posted by: Theodora on August 20, 2015  6:29am

Everything is a conspiracy. Read a story, google up some links, paste in your conspiracy.

posted by: THREEFIFTHS on August 20, 2015  8:25am

posted by: Theodora on August 20, 2015 6:29am

Everything is a conspiracy. Read a story, google up some links, paste in your conspiracy.

Read this conspiracy.Look at what the vampires are doing in West Haven.

Group fights against eminent domain use for The Haven South in West Haven

Some local residents and businesses have formed a new group, Develop Don’t Destroy West Haven, which is working with the Washington, D.C.-based Institute for Justice to “stop eminent domain abuse.”

Meet the property owners

The Rodriguez Family

Janet and Fernando Rodriguez have been living on First Avenue since they purchased the home in 2005. Their two sons attend local schools in West Haven.  But after nearly ten years, the Rodriguez family may soon be forced to leave their home.

The Rodriguezes have no intention of selling their home.
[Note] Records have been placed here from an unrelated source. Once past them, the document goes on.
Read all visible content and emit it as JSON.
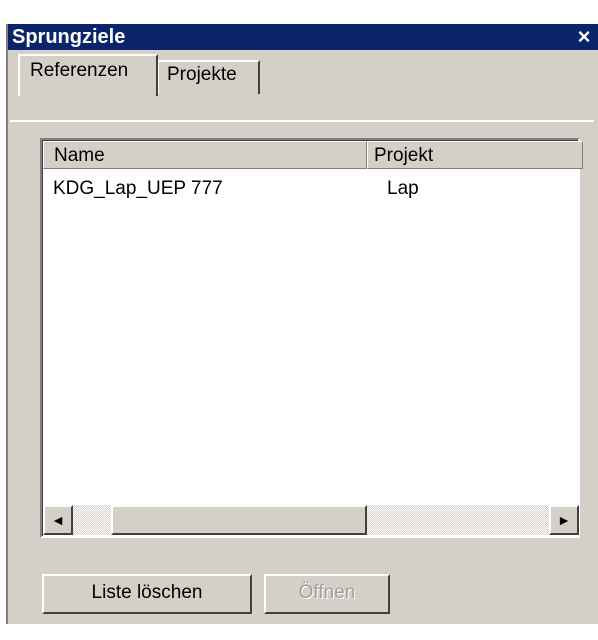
{
  "window": {
    "title": "Sprungziele",
    "close_glyph": "×"
  },
  "tabs": [
    {
      "label": "Referenzen",
      "active": true
    },
    {
      "label": "Projekte",
      "active": false
    }
  ],
  "list": {
    "columns": [
      "Name",
      "Projekt"
    ],
    "rows": [
      {
        "name": "KDG_Lap_UEP 777",
        "projekt": "Lap"
      }
    ]
  },
  "scrollbar": {
    "left_arrow": "◄",
    "right_arrow": "►"
  },
  "buttons": {
    "clear_label": "Liste löschen",
    "open_label": "Öffnen"
  },
  "colors": {
    "titlebar": "#0a246a",
    "face": "#d4d0c8"
  }
}
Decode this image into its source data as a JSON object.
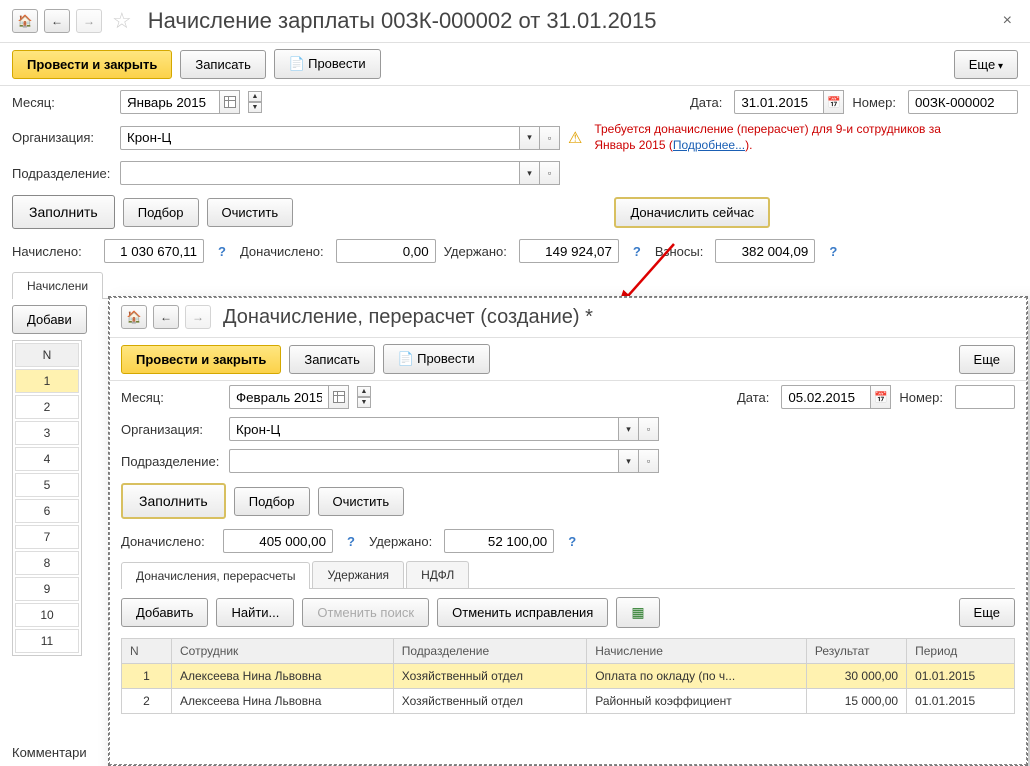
{
  "main": {
    "title": "Начисление зарплаты 00ЗК-000002 от 31.01.2015",
    "toolbar": {
      "post_close": "Провести и закрыть",
      "save": "Записать",
      "post": "Провести",
      "more": "Еще"
    },
    "labels": {
      "month": "Месяц:",
      "org": "Организация:",
      "dept": "Подразделение:",
      "date": "Дата:",
      "number": "Номер:",
      "accrued": "Начислено:",
      "extra": "Доначислено:",
      "withheld": "Удержано:",
      "contrib": "Взносы:",
      "comment": "Комментари"
    },
    "values": {
      "month": "Январь 2015",
      "org": "Крон-Ц",
      "dept": "",
      "date": "31.01.2015",
      "number": "00ЗК-000002",
      "accrued": "1 030 670,11",
      "extra": "0,00",
      "withheld": "149 924,07",
      "contrib": "382 004,09"
    },
    "warn": {
      "text1": "Требуется доначисление (перерасчет) для 9-и сотрудников за Январь 2015 (",
      "link": "Подробнее...",
      "text2": ")."
    },
    "buttons": {
      "fill": "Заполнить",
      "pick": "Подбор",
      "clear": "Очистить",
      "recalc_now": "Доначислить сейчас",
      "add": "Добави"
    },
    "tabs": {
      "accruals": "Начислени"
    },
    "ntable": {
      "header": "N",
      "rows": [
        "1",
        "2",
        "3",
        "4",
        "5",
        "6",
        "7",
        "8",
        "9",
        "10",
        "11"
      ]
    }
  },
  "sub": {
    "title": "Доначисление, перерасчет (создание) *",
    "toolbar": {
      "post_close": "Провести и закрыть",
      "save": "Записать",
      "post": "Провести",
      "more": "Еще"
    },
    "labels": {
      "month": "Месяц:",
      "org": "Организация:",
      "dept": "Подразделение:",
      "date": "Дата:",
      "number": "Номер:",
      "extra": "Доначислено:",
      "withheld": "Удержано:"
    },
    "values": {
      "month": "Февраль 2015",
      "org": "Крон-Ц",
      "dept": "",
      "date": "05.02.2015",
      "number": "",
      "extra": "405 000,00",
      "withheld": "52 100,00"
    },
    "buttons": {
      "fill": "Заполнить",
      "pick": "Подбор",
      "clear": "Очистить",
      "add": "Добавить",
      "find": "Найти...",
      "cancel_find": "Отменить поиск",
      "cancel_fix": "Отменить исправления",
      "more": "Еще"
    },
    "tabs": {
      "t1": "Доначисления, перерасчеты",
      "t2": "Удержания",
      "t3": "НДФЛ"
    },
    "table": {
      "headers": {
        "n": "N",
        "emp": "Сотрудник",
        "dept": "Подразделение",
        "acc": "Начисление",
        "res": "Результат",
        "per": "Период"
      },
      "rows": [
        {
          "n": "1",
          "emp": "Алексеева Нина Львовна",
          "dept": "Хозяйственный отдел",
          "acc": "Оплата по окладу (по ч...",
          "res": "30 000,00",
          "per": "01.01.2015"
        },
        {
          "n": "2",
          "emp": "Алексеева Нина Львовна",
          "dept": "Хозяйственный отдел",
          "acc": "Районный коэффициент",
          "res": "15 000,00",
          "per": "01.01.2015"
        }
      ]
    }
  }
}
But they know that despite assurances from both the developers and local government that they will only use eminent domain as a “last resort,” in the end, the city will get what it wants—through so-called negotiation or condemnation.

“I’m not mad about good things that might happen to West Haven,” Janet explains. “But it’s touching my house. It’s touching my kids.”

The developer’s offer would not allow the Rodriguezes to stay in West Haven. After paying off their mortgages, Janet explains, the family would have just $9,000 to try to make a down payment on another home in the area.

Look at that. They will only have 9,000 left after this robbery. Like I said New Haven you better wake up.

Read the rest. This is no conspiracy. This is robbery.


posted by: HewNaven on August 20, 2015  11:39am

That place is a nightmare. Every story I hear is worse than the last!

Keep reporting!